The art of any deal is really the art of its next deal. “When we fail to consider the future consequences of mistreating our counter-parties in a current ‘deal’ or first phase, it can wind up leaving our “reputational cue ball” ill-positioned for the next shot—the next deal or phase to come down the pike.”
-Charles Munger, Poor Charlie’s Almanack, and Shane Parrish on the four types of relationships.
Caterina Fake writes about literature, poetry, social justice and the arts on her site at caterina.net. I’ve been following her work and writings since 2000, around the time she launched her site and years before she became more well-known for founding Flickr (acquired by Yahoo), and Hunch (acquired and shut down by eBay). Over 118 thousand followers on Twitter and a Fast Company’s Fast 50 awardee.
Avinash Kaushik at Occam’s Razor is a main go-to resource for me on analytics and the data sciences. His blog is (and books are) written in very simple, plain English, and are easy to read, in honor of the former Franciscan friar William of Occam who above all valued principles of economy and simplicity.
Gary Vaynerchuk rocks. Hyper-kinetic entrepreneur, social media expert, digital media baron, businessman, mentor, hyper-energetic speaker, #AskGaryVee. Over 1,400,000 followers on Twitter. Here’s a sample video of one motivating talk.
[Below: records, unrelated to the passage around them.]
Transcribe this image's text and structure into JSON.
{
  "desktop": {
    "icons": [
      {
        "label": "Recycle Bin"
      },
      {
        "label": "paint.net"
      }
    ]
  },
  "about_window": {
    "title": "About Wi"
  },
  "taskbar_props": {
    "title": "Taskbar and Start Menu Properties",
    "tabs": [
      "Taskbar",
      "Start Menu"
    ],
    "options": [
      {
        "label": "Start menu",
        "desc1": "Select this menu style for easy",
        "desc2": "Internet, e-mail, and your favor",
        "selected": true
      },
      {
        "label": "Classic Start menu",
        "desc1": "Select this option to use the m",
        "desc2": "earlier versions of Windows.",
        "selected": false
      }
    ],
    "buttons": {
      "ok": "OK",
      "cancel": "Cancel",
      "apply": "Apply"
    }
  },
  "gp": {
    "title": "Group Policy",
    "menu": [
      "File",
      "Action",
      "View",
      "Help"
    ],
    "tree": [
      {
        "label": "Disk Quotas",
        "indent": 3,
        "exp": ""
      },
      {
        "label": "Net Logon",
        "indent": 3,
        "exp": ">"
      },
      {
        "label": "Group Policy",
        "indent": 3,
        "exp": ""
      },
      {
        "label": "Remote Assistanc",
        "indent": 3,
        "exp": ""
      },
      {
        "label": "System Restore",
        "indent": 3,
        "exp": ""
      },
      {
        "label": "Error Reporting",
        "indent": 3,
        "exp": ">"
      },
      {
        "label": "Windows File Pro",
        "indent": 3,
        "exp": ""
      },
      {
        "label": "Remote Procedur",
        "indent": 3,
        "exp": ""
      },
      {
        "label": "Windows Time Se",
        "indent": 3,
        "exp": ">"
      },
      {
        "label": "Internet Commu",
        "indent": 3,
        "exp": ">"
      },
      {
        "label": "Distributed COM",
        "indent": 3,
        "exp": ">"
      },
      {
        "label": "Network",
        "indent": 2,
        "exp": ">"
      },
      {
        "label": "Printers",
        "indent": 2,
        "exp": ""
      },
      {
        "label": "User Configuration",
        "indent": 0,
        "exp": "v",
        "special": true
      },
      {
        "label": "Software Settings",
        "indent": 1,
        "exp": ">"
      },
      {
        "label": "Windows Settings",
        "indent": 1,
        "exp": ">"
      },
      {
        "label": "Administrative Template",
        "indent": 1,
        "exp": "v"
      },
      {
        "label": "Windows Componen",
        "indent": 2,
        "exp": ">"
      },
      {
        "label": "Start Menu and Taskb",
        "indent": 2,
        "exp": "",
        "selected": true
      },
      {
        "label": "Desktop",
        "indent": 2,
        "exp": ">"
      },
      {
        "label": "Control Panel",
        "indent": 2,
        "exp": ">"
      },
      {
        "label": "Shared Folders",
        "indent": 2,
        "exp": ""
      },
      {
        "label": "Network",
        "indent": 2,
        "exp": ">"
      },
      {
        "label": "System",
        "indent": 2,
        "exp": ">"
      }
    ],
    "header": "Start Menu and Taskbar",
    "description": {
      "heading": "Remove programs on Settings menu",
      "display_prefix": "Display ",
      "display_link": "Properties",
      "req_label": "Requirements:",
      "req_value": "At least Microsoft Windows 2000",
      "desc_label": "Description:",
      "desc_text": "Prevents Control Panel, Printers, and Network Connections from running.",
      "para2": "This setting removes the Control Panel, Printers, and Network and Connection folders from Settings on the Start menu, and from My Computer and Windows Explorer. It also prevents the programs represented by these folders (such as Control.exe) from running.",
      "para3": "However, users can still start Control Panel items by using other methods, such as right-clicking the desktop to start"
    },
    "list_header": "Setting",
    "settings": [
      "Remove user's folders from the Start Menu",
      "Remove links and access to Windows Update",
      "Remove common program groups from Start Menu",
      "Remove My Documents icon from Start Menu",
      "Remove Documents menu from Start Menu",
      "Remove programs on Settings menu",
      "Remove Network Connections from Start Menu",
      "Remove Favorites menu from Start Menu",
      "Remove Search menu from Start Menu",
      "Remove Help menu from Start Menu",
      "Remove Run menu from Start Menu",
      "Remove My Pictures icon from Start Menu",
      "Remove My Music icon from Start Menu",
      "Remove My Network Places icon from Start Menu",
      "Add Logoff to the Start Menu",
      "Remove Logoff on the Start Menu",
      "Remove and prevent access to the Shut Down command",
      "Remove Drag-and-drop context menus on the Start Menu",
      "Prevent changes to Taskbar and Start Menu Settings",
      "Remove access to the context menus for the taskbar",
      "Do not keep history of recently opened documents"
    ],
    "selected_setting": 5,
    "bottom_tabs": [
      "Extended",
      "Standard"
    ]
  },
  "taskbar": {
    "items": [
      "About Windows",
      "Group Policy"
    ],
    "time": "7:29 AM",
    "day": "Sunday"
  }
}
Azeem Azhar covers Exponential View and gives a weekly “tour” of how technology is changing business models, society, politics and the economy. I make room in my schedule once a week to at least listen to and reflect on his podcasts on Soundcloud. He has over 15,000 subscribers and 17,000 followers on Twitter.
Perhaps Nouriel “Dr. Doom” Roubini does not deserve his nom de guerre, but he correctly predicted many of the events in the last Great Recession in 2008. I am one of his over 425,000 followers on Twitter and a subscriber to his Economonitor site.
“My own theory is that we are in the middle of a dramatic and broad technological and economic shift in which software companies are poised to take over large swathes of the economy…the battles between incumbents and software-powered insurgents will be epic. Joseph Schumpeter, the economist who coined the term ‘creative destruction,’ would be proud.”
–Marc Andreesen, former founder of Netscape and venture capitalist at A16Z (listen to their podcasts), in a 2011 essay “Software is Eating the World,” still relevant to this day.
Wikistrat crowdsourced consulting’s analytic community of over 2,200 diverse and interdisciplinary subject matter experts on geopolitics, strategy and economics is the future of management consulting. Its roster of over 500 PhDs and 125 former military officers, and simulation-driven methodology offer a compelling alternative to McKinsey or Deloitte.
John Brockman’s The Edge is my go-to resource for answers to “questions on the edge of knowledge,” a never-ending source of stimulating discourse from brilliant minds. Mr. Brockman, the son of a former flower seller, has nearly 50,000 followers on Twitter and many contributors to his annual questions, such as this one posted in 2008 on what have you changed your mind about and why?
James Clear writes about “behavioral psychology, habit formation, and performance improvement.” I’m one of over 350,000 subscribers to his weekly newsletter and consumer of his simple but good content on mental systems. His article on four burners theory is a favorite of mine.
Maria Popova’s Brain Pickings ,”a subjective lens on what matters in the world and why,” is my go-to resource for meditations on design, philosophy, and psychology. Ms. Popova was a Forbes 30 under 30 honoree and in Fast Company’s 100 Most Creative in Business list.
Benedict Evans at Andreessen Horowitz is my main resource for “what’s going on and what will happen next” in artificial intelligence, mobile and technology. He has over 70,000 subscribers and 190,000 followers on Twitter.
Shane Parrish’s Farnam Street blog is my go-to resource for “making better decisions, creating new ideas, and avoiding stupid errors.” One of my aims in the years ahead is to rebuild my own mental latticework of models. Parrish has over 500,000 subscribers and is a big fan of Buffett and Munger as I am.